Evaluate Your Sources

TRAP Source Evaluation

Using inaccurate, irrelevant, or poorly researched sources can affect the quality of your own work. Keep the TRAP method in mind. Below is a list of criteria along with questions that can help you decide if a source is right for your research. Below is an abbreviated list of questions to help with source evaluation.

Check MarkTimeliness: the date of source/ information creation.

  • When was the source published?
  • Has it been updated or revised?
  • Are older sources appropriate for your research?

Check MarkRelevance: relates to your topic.

  • Does the source relate to your topic?
  • Who is the intended audience?

Check MarkAuthority: the source the information comes from.

  • What are the author's credentials (education, affiliation, experience, etc.)?
  • What qualifies the author to write about this topic?

Check MarkPerspective: the point of view or attitude toward an issue.

  • Does the point of view appear impartial and objective?
  • Is the author presenting fact or opinion?
  • Is the author's language informal, joking, emotional or impassioned?

Evaluating Sources and Authority

Western University. "Evaluating Sources." YouTube, 12 Jan. 2012, youtu.be/EyMT08mD7Ds.

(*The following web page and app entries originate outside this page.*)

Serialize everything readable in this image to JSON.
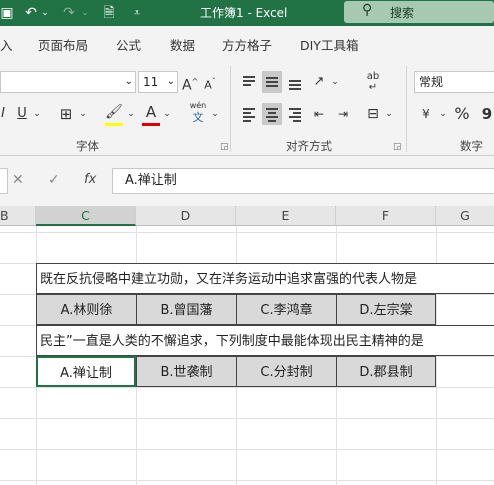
{
  "titlebar": {
    "title": "工作簿1  -  Excel",
    "search_label": "搜索",
    "icons": [
      "save-icon",
      "undo-icon",
      "undo-dropdown-icon",
      "redo-icon",
      "redo-dropdown-icon",
      "print-preview-icon",
      "customize-qat-icon"
    ]
  },
  "tabs": [
    "入",
    "页面布局",
    "公式",
    "数据",
    "方方格子",
    "DIY工具箱"
  ],
  "ribbon": {
    "font_size": "11",
    "font_group_label": "字体",
    "align_group_label": "对齐方式",
    "number_group_label": "数字",
    "number_format": "常规",
    "bold": "I",
    "underline": "U",
    "wen": "wén",
    "wen_char": "文",
    "grow_font": "A",
    "shrink_font": "A",
    "font_color_letter": "A",
    "percent": "%",
    "comma": "9",
    "abc": "ab",
    "currency": "¥",
    "colors": {
      "fill": "#ffff00",
      "font": "#e00000",
      "accent": "#217346"
    }
  },
  "formula_bar": {
    "cancel": "✕",
    "confirm": "✓",
    "fx": "fx",
    "value": "A.禅让制"
  },
  "columns": [
    "B",
    "C",
    "D",
    "E",
    "F",
    "G"
  ],
  "rows": {
    "q1": {
      "text": "既在反抗侵略中建立功勋，又在洋务运动中追求富强的代表人物是",
      "options": [
        "A.林则徐",
        "B.曾国藩",
        "C.李鸿章",
        "D.左宗棠"
      ]
    },
    "q2": {
      "text": "民主”一直是人类的不懈追求，下列制度中最能体现出民主精神的是",
      "options": [
        "A.禅让制",
        "B.世袭制",
        "C.分封制",
        "D.郡县制"
      ]
    }
  }
}
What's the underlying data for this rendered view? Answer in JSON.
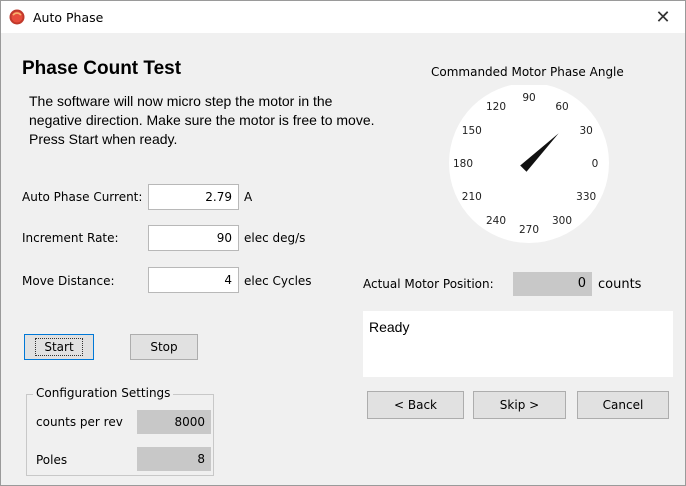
{
  "window": {
    "title": "Auto Phase",
    "close_glyph": "✕"
  },
  "heading": "Phase Count Test",
  "description": "The software will now micro step the motor in the negative direction.  Make sure the motor is free to move. Press Start when ready.",
  "fields": {
    "current": {
      "label": "Auto Phase Current:",
      "value": "2.79",
      "unit": "A"
    },
    "rate": {
      "label": "Increment Rate:",
      "value": "90",
      "unit": "elec deg/s"
    },
    "distance": {
      "label": "Move Distance:",
      "value": "4",
      "unit": "elec Cycles"
    }
  },
  "buttons": {
    "start": "Start",
    "stop": "Stop",
    "back": "< Back",
    "skip": "Skip >",
    "cancel": "Cancel"
  },
  "config": {
    "legend": "Configuration Settings",
    "counts_label": "counts per rev",
    "counts_value": "8000",
    "poles_label": "Poles",
    "poles_value": "8"
  },
  "gauge": {
    "title": "Commanded Motor Phase Angle",
    "labels": [
      "0",
      "30",
      "60",
      "90",
      "120",
      "150",
      "180",
      "210",
      "240",
      "270",
      "300",
      "330"
    ],
    "needle_angle_deg": 45
  },
  "position": {
    "label": "Actual Motor Position:",
    "value": "0",
    "unit": "counts"
  },
  "status": "Ready",
  "colors": {
    "window_bg": "#f0f0f0",
    "readonly_bg": "#c8c8c8",
    "focus_blue": "#0078d7"
  }
}
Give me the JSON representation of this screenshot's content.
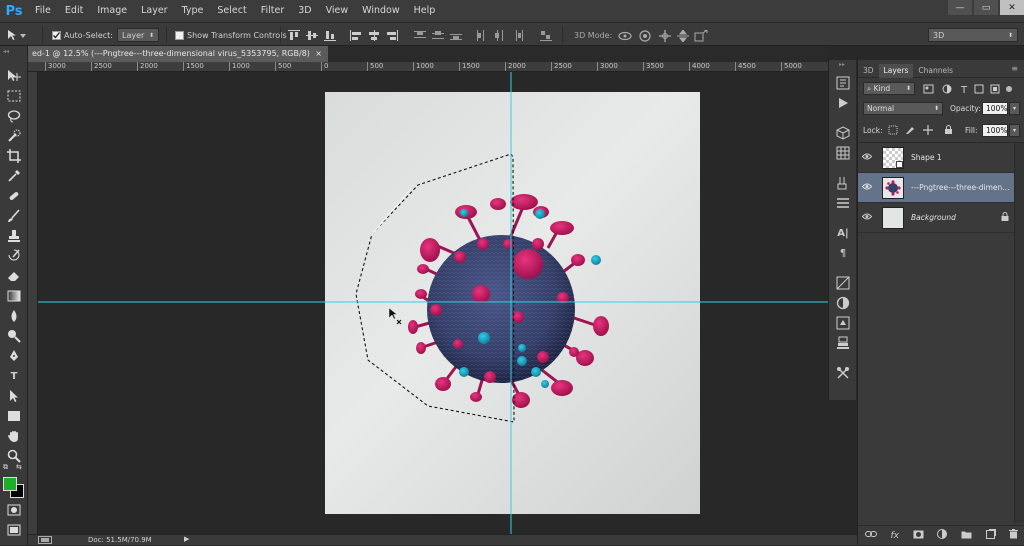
{
  "app": {
    "logo": "Ps"
  },
  "menu": [
    "File",
    "Edit",
    "Image",
    "Layer",
    "Type",
    "Select",
    "Filter",
    "3D",
    "View",
    "Window",
    "Help"
  ],
  "window_controls": {
    "minimize": "—",
    "restore": "▭",
    "close": "✕"
  },
  "options_bar": {
    "auto_select_label": "Auto-Select:",
    "auto_select_value": "Layer",
    "show_transform_label": "Show Transform Controls",
    "three_d_mode_label": "3D Mode:",
    "workspace_value": "3D"
  },
  "document": {
    "tab_title": "ed-1 @ 12.5% (---Pngtree---three-dimensional virus_5353795, RGB/8) *",
    "tab_close": "×"
  },
  "ruler": {
    "ticks": [
      "3000",
      "2500",
      "2000",
      "1500",
      "1000",
      "500",
      "0",
      "500",
      "1000",
      "1500",
      "2000",
      "2500",
      "3000",
      "3500",
      "4000",
      "4500",
      "5000"
    ]
  },
  "layers_panel": {
    "tabs": [
      "3D",
      "Layers",
      "Channels"
    ],
    "active_tab": "Layers",
    "filter_kind": "Kind",
    "blend_mode": "Normal",
    "opacity_label": "Opacity:",
    "opacity_value": "100%",
    "lock_label": "Lock:",
    "fill_label": "Fill:",
    "fill_value": "100%",
    "layers": [
      {
        "name": "Shape 1",
        "selected": false
      },
      {
        "name": "---Pngtree---three-dimen...",
        "selected": true
      },
      {
        "name": "Background",
        "selected": false,
        "locked": true
      }
    ]
  },
  "status": {
    "doc_info": "Doc: 51.5M/70.9M"
  },
  "colors": {
    "foreground": "#1fae2a",
    "background": "#000000",
    "guide": "#34d0e0",
    "selected_layer": "#63738a",
    "virus_body": "#36416a",
    "virus_spike": "#c71a64",
    "virus_dot": "#19a8c4"
  }
}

OkStateLibrary. "Inform Your Thinking - Episode 2 - Who Do You Trust and Why?" YouTube, 10 June 2016, youtu.be/nMe50BDb4M0.